Another revelation in Nomadland is the extent to which elderly poverty has decreased the likelihood of Americans retiring at the ideal age. The release of the book in 2017 prompted journalists to take a closer look into the daily lives of working class seniors. Elderly nomads aren’t working to keep busy. Many of them have lost substantial amounts of their savings and can’t continue to live without a steady income. Is this a phenomenon a consequence of the general social attitude towards the elderly or our disjointed economy?
More and more older Americans no longer see retirement as a logical possibility. About one-third of 45 to 65 year-olds plan on working at least part-time in their old age, with 4 percent expecting to find full-time work. A sizable portion of middle-aged workers don’t see themselves stopping work at the traditional age of 65.
Companies such as Amazon are quick to identify that need for senior-aged labor. Companies get tax breaks for employing the elderly, benefits which can be nearly half of the total wages paid. These policies have been proven to delay workforce exits among those over 65. CamperForce is getting more and more applications from elderly workers each year, with no signs of stopping during the recession, when elderly people have been at high risk.
Poverty rates among elderly populations tend to be worse as the age groups get older. Approximately 11.6 percent of those over 80 are in poverty. These rates have been steadily decreasing, though are still higher than the national average and these numbers are significantly worse for elderly immigrants and people of color. Although the majority of nomads are white, women and those in rural areas are more likely to experience poverty in their old age.

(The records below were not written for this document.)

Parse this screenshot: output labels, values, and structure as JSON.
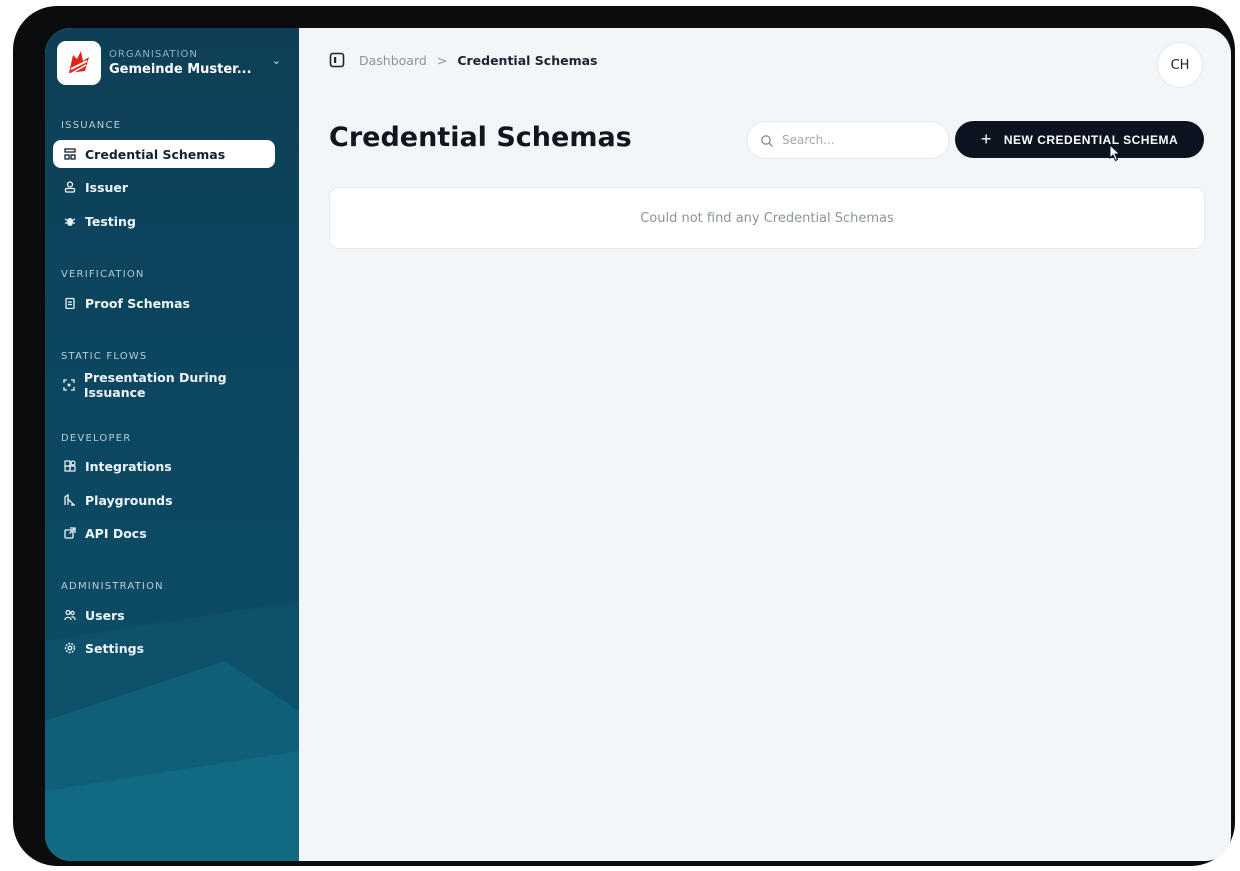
{
  "sidebar": {
    "org_caption": "ORGANISATION",
    "org_name": "Gemeinde Muster...",
    "sections": {
      "issuance": "ISSUANCE",
      "verification": "VERIFICATION",
      "static_flows": "STATIC FLOWS",
      "developer": "DEVELOPER",
      "administration": "ADMINISTRATION"
    },
    "items": {
      "credential_schemas": "Credential Schemas",
      "issuer": "Issuer",
      "testing": "Testing",
      "proof_schemas": "Proof Schemas",
      "presentation_during_issuance": "Presentation During Issuance",
      "integrations": "Integrations",
      "playgrounds": "Playgrounds",
      "api_docs": "API Docs",
      "users": "Users",
      "settings": "Settings"
    }
  },
  "breadcrumb": {
    "home": "Dashboard",
    "separator": ">",
    "current": "Credential Schemas"
  },
  "avatar_initials": "CH",
  "page_title": "Credential Schemas",
  "search": {
    "placeholder": "Search..."
  },
  "new_button": {
    "plus": "+",
    "label": "NEW CREDENTIAL SCHEMA"
  },
  "empty_state": "Could not find any Credential Schemas",
  "colors": {
    "sidebar": "#0e3f57",
    "active_item": "#ffffff",
    "primary_button": "#0b1320",
    "main_bg": "#f3f6f8"
  }
}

How We Solve Them
Plenty of economists have proposed solutions to aid elderly people in poverty and increase retirement rates. One popular solution is implementing pensions, which is usually a monthly payment covered by former employers or state-sponsored programs like US Social Security. As debates over the minimum wage increase, it is possible that minimum pensions could become a buzz term as well. Increasing the minimum wage to the economist-suggested $15 would also correlate with an increase in annual Social Security payments by $5000. Some economists estimate that increasing Social Security by $1000 would decrease elderly poverty by 2 to 3 percent.
Besides increasing benefits, Social Security could also be altered to take into account demographic shifts. Widows are at a great risk of poverty in later life, so increasing funds for newly one-person households would also keep more nomads from converting to make ends meet.

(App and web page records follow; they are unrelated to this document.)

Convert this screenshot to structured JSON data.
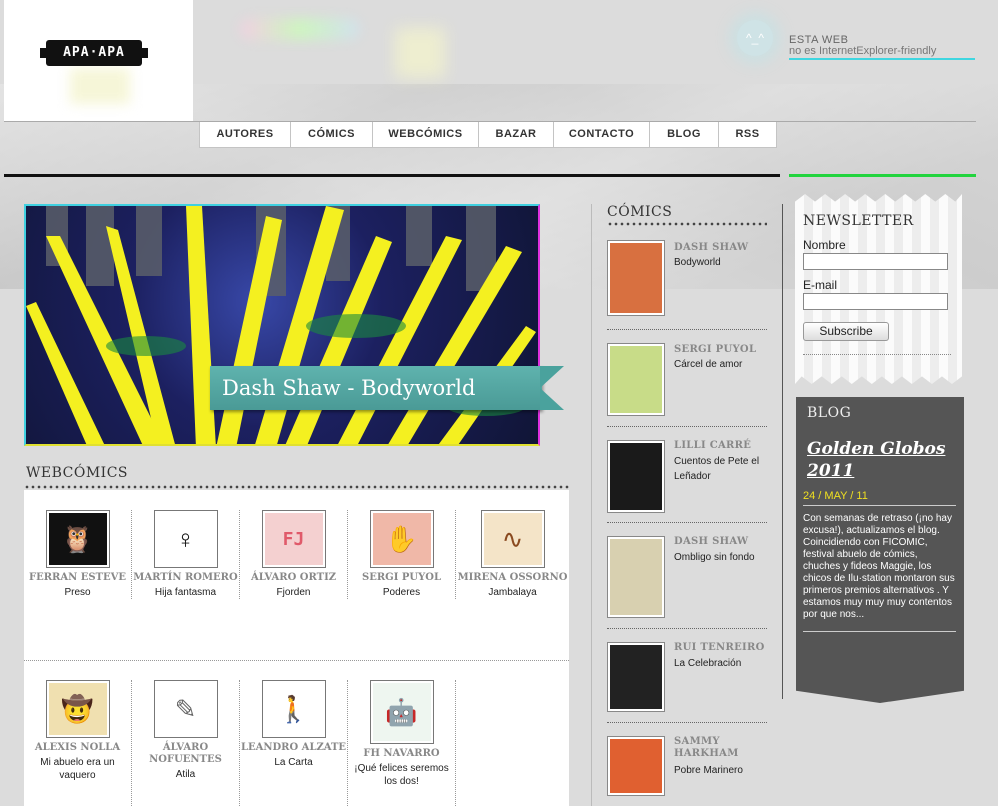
{
  "header": {
    "logo_text": "APA·APA",
    "ie_notice_title": "ESTA WEB",
    "ie_notice_sub": "no es InternetExplorer-friendly",
    "face": "^_^"
  },
  "nav": [
    "AUTORES",
    "CÓMICS",
    "WEBCÓMICS",
    "BAZAR",
    "CONTACTO",
    "BLOG",
    "RSS"
  ],
  "hero": {
    "caption": "Dash Shaw - Bodyworld"
  },
  "webcomics": {
    "title": "WEBCÓMICS",
    "items": [
      {
        "author": "FERRAN ESTEVE",
        "title": "Preso",
        "icon": "owl-icon",
        "glyph": "🦉"
      },
      {
        "author": "MARTÍN ROMERO",
        "title": "Hija fantasma",
        "icon": "ghost-girl-icon",
        "glyph": "♀"
      },
      {
        "author": "ÁLVARO ORTIZ",
        "title": "Fjorden",
        "icon": "fjorden-icon",
        "glyph": "FJ"
      },
      {
        "author": "SERGI PUYOL",
        "title": "Poderes",
        "icon": "hands-icon",
        "glyph": "✋"
      },
      {
        "author": "MIRENA OSSORNO",
        "title": "Jambalaya",
        "icon": "snake-icon",
        "glyph": "∿"
      },
      {
        "author": "ALEXIS NOLLA",
        "title": "Mi abuelo era un vaquero",
        "icon": "cowboy-icon",
        "glyph": "🤠"
      },
      {
        "author": "ÁLVARO NOFUENTES",
        "title": "Atila",
        "icon": "sketch-icon",
        "glyph": "✎"
      },
      {
        "author": "LEANDRO ALZATE",
        "title": "La Carta",
        "icon": "figure-icon",
        "glyph": "🚶"
      },
      {
        "author": "FH NAVARRO",
        "title": "¡Qué felices seremos los dos!",
        "icon": "robot-icon",
        "glyph": "🤖"
      }
    ]
  },
  "comics": {
    "title": "CÓMICS",
    "items": [
      {
        "author": "DASH SHAW",
        "title": "Bodyworld",
        "color": "#d87040"
      },
      {
        "author": "SERGI PUYOL",
        "title": "Cárcel de amor",
        "color": "#c8dc88"
      },
      {
        "author": "LILLI CARRÉ",
        "title": "Cuentos de Pete el Leñador",
        "color": "#1a1a1a"
      },
      {
        "author": "DASH SHAW",
        "title": "Ombligo sin fondo",
        "color": "#d8d0b0"
      },
      {
        "author": "RUI TENREIRO",
        "title": "La Celebración",
        "color": "#222222"
      },
      {
        "author": "SAMMY HARKHAM",
        "title": "Pobre Marinero",
        "color": "#e06030"
      }
    ]
  },
  "newsletter": {
    "title": "NEWSLETTER",
    "name_label": "Nombre",
    "email_label": "E-mail",
    "subscribe": "Subscribe"
  },
  "blog": {
    "title": "BLOG",
    "post_title": "Golden Globos 2011",
    "date": "24 / MAY / 11",
    "excerpt": "Con semanas de retraso (¡no hay excusa!), actualizamos el blog. Coincidiendo con FICOMIC, festival abuelo de cómics, chuches y fideos Maggie, los chicos de Ilu·station montaron sus primeros premios alternativos . Y estamos muy muy muy contentos por que nos..."
  },
  "colors": {
    "accent_cyan": "#3fd6e0",
    "accent_green": "#22d43e",
    "ribbon": "#4a9a96",
    "date_yellow": "#f0e020"
  }
}
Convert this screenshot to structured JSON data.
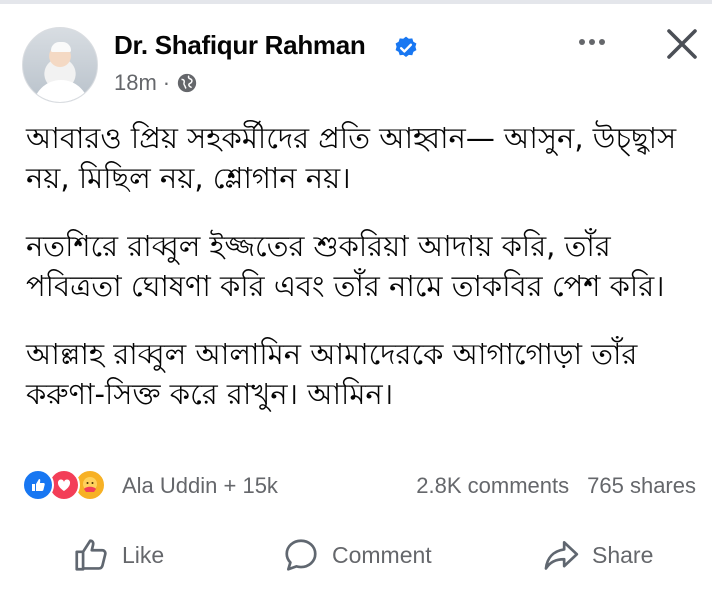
{
  "author": {
    "name": "Dr. Shafiqur Rahman",
    "verified": true,
    "time": "18m",
    "audience_icon": "globe-icon"
  },
  "header_icons": [
    "more-options-icon",
    "close-icon"
  ],
  "post": {
    "paragraphs": [
      "আবারও প্রিয় সহকর্মীদের প্রতি আহ্বান— আসুন, উচ্ছ্বাস নয়, মিছিল নয়, শ্লোগান নয়।",
      "নতশিরে রাব্বুল ইজ্জতের শুকরিয়া আদায় করি, তাঁর পবিত্রতা ঘোষণা করি এবং তাঁর নামে তাকবির পেশ করি।",
      "আল্লাহ রাব্বুল আলামিন আমাদেরকে আগাগোড়া তাঁর করুণা-সিক্ত করে রাখুন। আমিন।"
    ]
  },
  "reactions": {
    "types": [
      "like",
      "love",
      "care"
    ],
    "summary": "Ala Uddin + 15k"
  },
  "stats": {
    "comments": "2.8K comments",
    "shares": "765 shares"
  },
  "actions": {
    "like": "Like",
    "comment": "Comment",
    "share": "Share"
  },
  "colors": {
    "like_blue": "#1877f2",
    "love_red": "#f33e58",
    "care_yellow": "#f7b125",
    "secondary_text": "#65676b"
  }
}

Among populations in poverty, the elderly are often left out in policy discussions, even though their likelihood of ending up in a bad economic situation increases with age. Nomadland shows elderly nomads as people with agency in how they spend their final years. While that may be true to an extent, the fact remains that it is becoming harder and harder to retire at the culturally expected age. With Amazon proving to care little about its elderly employees, it is important that those in power provide them with some assistance. No matter what experience these nomads have in their chosen lifestyle, they shouldn’t be in it because they were forced to be.

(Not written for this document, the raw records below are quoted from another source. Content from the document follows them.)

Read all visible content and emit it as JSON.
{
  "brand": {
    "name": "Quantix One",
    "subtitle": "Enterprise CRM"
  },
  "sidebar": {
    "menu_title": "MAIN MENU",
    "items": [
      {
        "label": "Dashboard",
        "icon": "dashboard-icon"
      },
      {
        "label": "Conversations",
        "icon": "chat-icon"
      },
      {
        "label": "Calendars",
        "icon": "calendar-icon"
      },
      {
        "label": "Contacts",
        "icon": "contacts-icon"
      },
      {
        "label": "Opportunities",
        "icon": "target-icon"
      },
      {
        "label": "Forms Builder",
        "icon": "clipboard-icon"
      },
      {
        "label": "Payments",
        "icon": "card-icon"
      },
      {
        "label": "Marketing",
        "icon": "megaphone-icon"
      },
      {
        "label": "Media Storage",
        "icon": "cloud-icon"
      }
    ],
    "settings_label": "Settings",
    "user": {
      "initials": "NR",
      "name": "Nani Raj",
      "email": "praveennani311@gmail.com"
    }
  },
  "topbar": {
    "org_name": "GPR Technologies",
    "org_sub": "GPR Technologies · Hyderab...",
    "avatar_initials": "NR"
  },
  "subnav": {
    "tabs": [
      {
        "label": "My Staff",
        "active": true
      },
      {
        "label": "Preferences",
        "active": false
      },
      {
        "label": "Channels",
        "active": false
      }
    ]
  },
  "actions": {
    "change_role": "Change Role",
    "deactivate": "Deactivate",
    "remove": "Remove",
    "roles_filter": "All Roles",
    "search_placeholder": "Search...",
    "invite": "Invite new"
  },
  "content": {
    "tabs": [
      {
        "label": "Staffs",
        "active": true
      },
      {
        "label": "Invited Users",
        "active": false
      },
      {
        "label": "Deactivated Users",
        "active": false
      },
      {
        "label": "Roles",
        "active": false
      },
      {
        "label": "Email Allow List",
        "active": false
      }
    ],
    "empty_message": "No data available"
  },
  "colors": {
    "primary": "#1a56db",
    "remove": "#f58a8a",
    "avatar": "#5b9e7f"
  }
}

- Nomadland is a very personal character study which details the struggles of elderly Americans facing unique economic struggles. The film encourages discussion about overlooked consequences of the current economic structure.
- Seasonal employment correlates with economic recession and encourages power imbalances between employers and employees. Even seasonal workers who promote their lifestyles have an economic incentive to do so.
- In the end, nomadism has expanded as elderly poverty levels have risen. Encouraging major changes in Social Security benefits could have major effects on America’s aging populations.
Ria is a freshman from Boston, MA who is intending to major in economics. She is passionate about educational economics and public policy. In her free time, she likes reading, hiking and listening to podcasts. Ria has never been to Berkeley but hopefully that will change in the near future.